Word for word, restate every entry that follows.

__Dataset excerpts__.
== == ==

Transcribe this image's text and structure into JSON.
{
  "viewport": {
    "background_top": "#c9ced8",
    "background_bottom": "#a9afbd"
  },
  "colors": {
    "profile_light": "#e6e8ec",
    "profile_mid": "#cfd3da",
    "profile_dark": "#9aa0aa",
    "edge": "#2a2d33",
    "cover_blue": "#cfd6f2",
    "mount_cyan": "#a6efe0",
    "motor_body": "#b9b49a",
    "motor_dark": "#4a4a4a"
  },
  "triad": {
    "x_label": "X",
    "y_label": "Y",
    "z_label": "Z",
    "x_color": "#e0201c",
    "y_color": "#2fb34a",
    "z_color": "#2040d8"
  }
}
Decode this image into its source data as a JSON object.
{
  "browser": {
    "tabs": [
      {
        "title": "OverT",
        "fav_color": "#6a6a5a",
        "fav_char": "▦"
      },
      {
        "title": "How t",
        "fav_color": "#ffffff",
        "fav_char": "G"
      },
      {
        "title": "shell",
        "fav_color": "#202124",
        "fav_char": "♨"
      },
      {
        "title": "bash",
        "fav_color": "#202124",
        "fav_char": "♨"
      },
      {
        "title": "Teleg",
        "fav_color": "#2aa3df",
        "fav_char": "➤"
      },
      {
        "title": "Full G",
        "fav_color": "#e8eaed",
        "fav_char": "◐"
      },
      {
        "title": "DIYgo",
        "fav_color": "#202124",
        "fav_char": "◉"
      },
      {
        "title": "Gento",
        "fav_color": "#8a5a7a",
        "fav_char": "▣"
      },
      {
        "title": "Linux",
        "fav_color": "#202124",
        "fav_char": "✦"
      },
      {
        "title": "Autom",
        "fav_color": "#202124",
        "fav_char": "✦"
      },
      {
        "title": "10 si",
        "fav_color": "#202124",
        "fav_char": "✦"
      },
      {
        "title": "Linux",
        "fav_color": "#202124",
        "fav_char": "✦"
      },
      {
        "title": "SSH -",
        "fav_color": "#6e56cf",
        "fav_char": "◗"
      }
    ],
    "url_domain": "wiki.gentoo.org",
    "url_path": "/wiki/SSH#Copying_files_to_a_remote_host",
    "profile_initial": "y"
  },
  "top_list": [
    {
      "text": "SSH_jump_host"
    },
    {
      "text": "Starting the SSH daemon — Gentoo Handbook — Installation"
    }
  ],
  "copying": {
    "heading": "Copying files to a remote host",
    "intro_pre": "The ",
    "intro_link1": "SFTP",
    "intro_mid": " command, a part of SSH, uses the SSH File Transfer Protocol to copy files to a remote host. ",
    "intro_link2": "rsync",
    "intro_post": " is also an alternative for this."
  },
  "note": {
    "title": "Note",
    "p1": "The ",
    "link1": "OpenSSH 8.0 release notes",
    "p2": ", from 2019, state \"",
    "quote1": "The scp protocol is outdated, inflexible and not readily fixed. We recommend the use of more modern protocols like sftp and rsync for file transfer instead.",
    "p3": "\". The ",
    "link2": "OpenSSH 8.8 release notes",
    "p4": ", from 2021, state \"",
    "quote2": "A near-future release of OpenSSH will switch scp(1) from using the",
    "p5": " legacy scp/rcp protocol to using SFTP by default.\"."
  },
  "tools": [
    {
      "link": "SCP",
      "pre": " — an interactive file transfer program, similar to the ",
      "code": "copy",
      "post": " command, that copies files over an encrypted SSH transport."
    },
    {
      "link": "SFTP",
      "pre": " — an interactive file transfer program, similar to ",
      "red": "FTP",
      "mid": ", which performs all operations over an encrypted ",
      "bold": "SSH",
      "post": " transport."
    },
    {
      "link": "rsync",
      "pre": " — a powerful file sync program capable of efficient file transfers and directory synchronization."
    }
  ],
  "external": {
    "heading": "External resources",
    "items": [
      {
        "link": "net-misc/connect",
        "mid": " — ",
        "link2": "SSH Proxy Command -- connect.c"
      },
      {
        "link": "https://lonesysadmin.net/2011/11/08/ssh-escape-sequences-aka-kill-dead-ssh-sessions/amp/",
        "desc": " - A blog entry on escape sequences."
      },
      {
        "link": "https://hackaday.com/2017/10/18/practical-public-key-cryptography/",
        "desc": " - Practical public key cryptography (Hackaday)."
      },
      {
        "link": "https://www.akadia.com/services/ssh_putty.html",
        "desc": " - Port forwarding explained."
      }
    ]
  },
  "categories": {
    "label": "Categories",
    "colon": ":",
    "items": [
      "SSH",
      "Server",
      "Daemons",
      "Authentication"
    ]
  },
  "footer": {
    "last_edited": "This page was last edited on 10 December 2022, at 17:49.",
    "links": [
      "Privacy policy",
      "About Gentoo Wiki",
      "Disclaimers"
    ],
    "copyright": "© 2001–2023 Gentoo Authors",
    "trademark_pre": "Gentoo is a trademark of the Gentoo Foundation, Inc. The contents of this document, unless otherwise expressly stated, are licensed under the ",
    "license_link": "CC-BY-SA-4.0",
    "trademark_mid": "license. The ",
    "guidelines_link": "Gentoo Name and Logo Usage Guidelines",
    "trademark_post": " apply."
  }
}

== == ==

__Reply__.
Transcribe this image's text and structure into JSON.
{
  "viewport": {
    "background_top": "#c9ced8",
    "background_bottom": "#a9afbd"
  },
  "colors": {
    "profile_light": "#e6e8ec",
    "profile_mid": "#cfd3da",
    "profile_dark": "#9aa0aa",
    "edge": "#2a2d33",
    "cover_blue": "#cfd6f2",
    "mount_cyan": "#a6efe0",
    "motor_body": "#b9b49a",
    "motor_dark": "#4a4a4a"
  },
  "triad": {
    "x_label": "X",
    "y_label": "Y",
    "z_label": "Z",
    "x_color": "#e0201c",
    "y_color": "#2fb34a",
    "z_color": "#2040d8"
  }
}
Decode this image into its source data as a JSON object.
{
  "browser": {
    "tabs": [
      {
        "title": "OverT",
        "fav_color": "#6a6a5a",
        "fav_char": "▦"
      },
      {
        "title": "How t",
        "fav_color": "#ffffff",
        "fav_char": "G"
      },
      {
        "title": "shell",
        "fav_color": "#202124",
        "fav_char": "♨"
      },
      {
        "title": "bash",
        "fav_color": "#202124",
        "fav_char": "♨"
      },
      {
        "title": "Teleg",
        "fav_color": "#2aa3df",
        "fav_char": "➤"
      },
      {
        "title": "Full G",
        "fav_color": "#e8eaed",
        "fav_char": "◐"
      },
      {
        "title": "DIYgo",
        "fav_color": "#202124",
        "fav_char": "◉"
      },
      {
        "title": "Gento",
        "fav_color": "#8a5a7a",
        "fav_char": "▣"
      },
      {
        "title": "Linux",
        "fav_color": "#202124",
        "fav_char": "✦"
      },
      {
        "title": "Autom",
        "fav_color": "#202124",
        "fav_char": "✦"
      },
      {
        "title": "10 si",
        "fav_color": "#202124",
        "fav_char": "✦"
      },
      {
        "title": "Linux",
        "fav_color": "#202124",
        "fav_char": "✦"
      },
      {
        "title": "SSH -",
        "fav_color": "#6e56cf",
        "fav_char": "◗"
      }
    ],
    "url_domain": "wiki.gentoo.org",
    "url_path": "/wiki/SSH#Copying_files_to_a_remote_host",
    "profile_initial": "y"
  },
  "top_list": [
    {
      "text": "SSH_jump_host"
    },
    {
      "text": "Starting the SSH daemon — Gentoo Handbook — Installation"
    }
  ],
  "copying": {
    "heading": "Copying files to a remote host",
    "intro_pre": "The ",
    "intro_link1": "SFTP",
    "intro_mid": " command, a part of SSH, uses the SSH File Transfer Protocol to copy files to a remote host. ",
    "intro_link2": "rsync",
    "intro_post": " is also an alternative for this."
  },
  "note": {
    "title": "Note",
    "p1": "The ",
    "link1": "OpenSSH 8.0 release notes",
    "p2": ", from 2019, state \"",
    "quote1": "The scp protocol is outdated, inflexible and not readily fixed. We recommend the use of more modern protocols like sftp and rsync for file transfer instead.",
    "p3": "\". The ",
    "link2": "OpenSSH 8.8 release notes",
    "p4": ", from 2021, state \"",
    "quote2": "A near-future release of OpenSSH will switch scp(1) from using the",
    "p5": " legacy scp/rcp protocol to using SFTP by default.\"."
  },
  "tools": [
    {
      "link": "SCP",
      "pre": " — an interactive file transfer program, similar to the ",
      "code": "copy",
      "post": " command, that copies files over an encrypted SSH transport."
    },
    {
      "link": "SFTP",
      "pre": " — an interactive file transfer program, similar to ",
      "red": "FTP",
      "mid": ", which performs all operations over an encrypted ",
      "bold": "SSH",
      "post": " transport."
    },
    {
      "link": "rsync",
      "pre": " — a powerful file sync program capable of efficient file transfers and directory synchronization."
    }
  ],
  "external": {
    "heading": "External resources",
    "items": [
      {
        "link": "net-misc/connect",
        "mid": " — ",
        "link2": "SSH Proxy Command -- connect.c"
      },
      {
        "link": "https://lonesysadmin.net/2011/11/08/ssh-escape-sequences-aka-kill-dead-ssh-sessions/amp/",
        "desc": " - A blog entry on escape sequences."
      },
      {
        "link": "https://hackaday.com/2017/10/18/practical-public-key-cryptography/",
        "desc": " - Practical public key cryptography (Hackaday)."
      },
      {
        "link": "https://www.akadia.com/services/ssh_putty.html",
        "desc": " - Port forwarding explained."
      }
    ]
  },
  "categories": {
    "label": "Categories",
    "colon": ":",
    "items": [
      "SSH",
      "Server",
      "Daemons",
      "Authentication"
    ]
  },
  "footer": {
    "last_edited": "This page was last edited on 10 December 2022, at 17:49.",
    "links": [
      "Privacy policy",
      "About Gentoo Wiki",
      "Disclaimers"
    ],
    "copyright": "© 2001–2023 Gentoo Authors",
    "trademark_pre": "Gentoo is a trademark of the Gentoo Foundation, Inc. The contents of this document, unless otherwise expressly stated, are licensed under the ",
    "license_link": "CC-BY-SA-4.0",
    "trademark_mid": "license. The ",
    "guidelines_link": "Gentoo Name and Logo Usage Guidelines",
    "trademark_post": " apply."
  }
}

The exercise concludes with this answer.